The question then becomes, how much can the dollar depreciate? Exactly when does the dollar lose 100% of its value and become worthless? Well, never. Due to the system its in, the dollar can never officially fail because it provides a base value for each other currency that exists today.
There are staggering side effects of our current system. As the value of the dollar decreases, assets such as homes, cars, stocks, etc. all become more expensive. It's no surprise that the average price of a home has risen significantly since 1970, but how much of that was attributed to the dollar becoming less valuable?
In 1920, the average price of a home was $2000. In 1970, the average price of a home was $23,600. An increase of 1,080%. Whereas the average price of a home in 2020 is $320,000. An increase of 1,256%. Houses appreciated 20% more in the previous 50 years than in the prior 50 years.
The real question, what will a house cost in 2070? If the current system holds, the average price of a house in 2070 should be approximately $4 million. Adjusting minimum wage in 2020 proportionately compared to minimum wage in 1970, we can discern the minimum wage in 2070 would be $29 an hour.

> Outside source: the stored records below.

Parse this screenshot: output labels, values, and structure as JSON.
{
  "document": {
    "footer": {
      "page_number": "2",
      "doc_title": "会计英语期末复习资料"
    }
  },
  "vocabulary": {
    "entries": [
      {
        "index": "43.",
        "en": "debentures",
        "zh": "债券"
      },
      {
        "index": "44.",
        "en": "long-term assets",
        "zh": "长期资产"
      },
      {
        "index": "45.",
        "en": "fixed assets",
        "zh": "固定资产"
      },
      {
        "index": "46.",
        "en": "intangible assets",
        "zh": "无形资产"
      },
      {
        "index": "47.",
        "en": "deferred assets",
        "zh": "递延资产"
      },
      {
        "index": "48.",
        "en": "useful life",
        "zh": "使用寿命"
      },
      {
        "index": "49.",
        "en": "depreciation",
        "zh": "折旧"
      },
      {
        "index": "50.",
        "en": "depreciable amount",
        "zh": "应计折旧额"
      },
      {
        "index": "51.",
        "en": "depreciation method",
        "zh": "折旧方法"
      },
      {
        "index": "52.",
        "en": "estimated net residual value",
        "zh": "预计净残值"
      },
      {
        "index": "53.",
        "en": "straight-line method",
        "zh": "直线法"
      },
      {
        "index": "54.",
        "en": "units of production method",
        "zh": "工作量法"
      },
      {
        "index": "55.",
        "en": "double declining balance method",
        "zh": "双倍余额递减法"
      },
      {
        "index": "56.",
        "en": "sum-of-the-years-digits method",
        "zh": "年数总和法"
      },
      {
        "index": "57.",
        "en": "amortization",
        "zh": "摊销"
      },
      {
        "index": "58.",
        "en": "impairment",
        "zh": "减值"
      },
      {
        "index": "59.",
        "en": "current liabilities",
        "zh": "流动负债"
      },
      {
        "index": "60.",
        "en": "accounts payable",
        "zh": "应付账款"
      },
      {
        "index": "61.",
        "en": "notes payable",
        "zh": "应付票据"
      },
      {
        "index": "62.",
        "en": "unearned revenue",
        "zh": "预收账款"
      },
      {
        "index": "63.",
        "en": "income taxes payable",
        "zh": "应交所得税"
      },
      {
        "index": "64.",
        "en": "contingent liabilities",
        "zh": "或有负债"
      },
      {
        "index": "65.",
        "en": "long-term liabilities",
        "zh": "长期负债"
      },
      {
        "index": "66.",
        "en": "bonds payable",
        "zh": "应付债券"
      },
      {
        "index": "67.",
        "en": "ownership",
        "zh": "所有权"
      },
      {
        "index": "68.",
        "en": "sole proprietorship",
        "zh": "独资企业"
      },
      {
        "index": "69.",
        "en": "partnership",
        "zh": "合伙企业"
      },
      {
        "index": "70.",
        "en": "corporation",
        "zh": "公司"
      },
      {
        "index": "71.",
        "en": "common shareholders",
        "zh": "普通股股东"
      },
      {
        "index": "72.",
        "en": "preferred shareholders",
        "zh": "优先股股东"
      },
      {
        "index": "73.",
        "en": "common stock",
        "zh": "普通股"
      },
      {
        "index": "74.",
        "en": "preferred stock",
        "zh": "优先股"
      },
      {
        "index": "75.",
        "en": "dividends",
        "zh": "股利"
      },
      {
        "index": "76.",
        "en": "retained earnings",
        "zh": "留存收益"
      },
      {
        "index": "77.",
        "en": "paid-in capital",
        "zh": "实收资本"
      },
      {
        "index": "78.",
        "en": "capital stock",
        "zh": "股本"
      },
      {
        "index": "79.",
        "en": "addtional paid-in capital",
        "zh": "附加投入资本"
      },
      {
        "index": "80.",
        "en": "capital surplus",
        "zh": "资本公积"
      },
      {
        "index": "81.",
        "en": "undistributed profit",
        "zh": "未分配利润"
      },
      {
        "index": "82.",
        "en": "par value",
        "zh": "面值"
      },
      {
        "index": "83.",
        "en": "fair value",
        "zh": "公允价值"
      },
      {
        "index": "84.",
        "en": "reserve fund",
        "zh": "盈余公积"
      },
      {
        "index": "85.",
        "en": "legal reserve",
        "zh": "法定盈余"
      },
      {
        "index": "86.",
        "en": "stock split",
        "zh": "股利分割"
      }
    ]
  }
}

Is this the future? The average house costing $4 million, while minimum wage pays $29 per hour. Or is this the end of the road for the unpegged US dollar?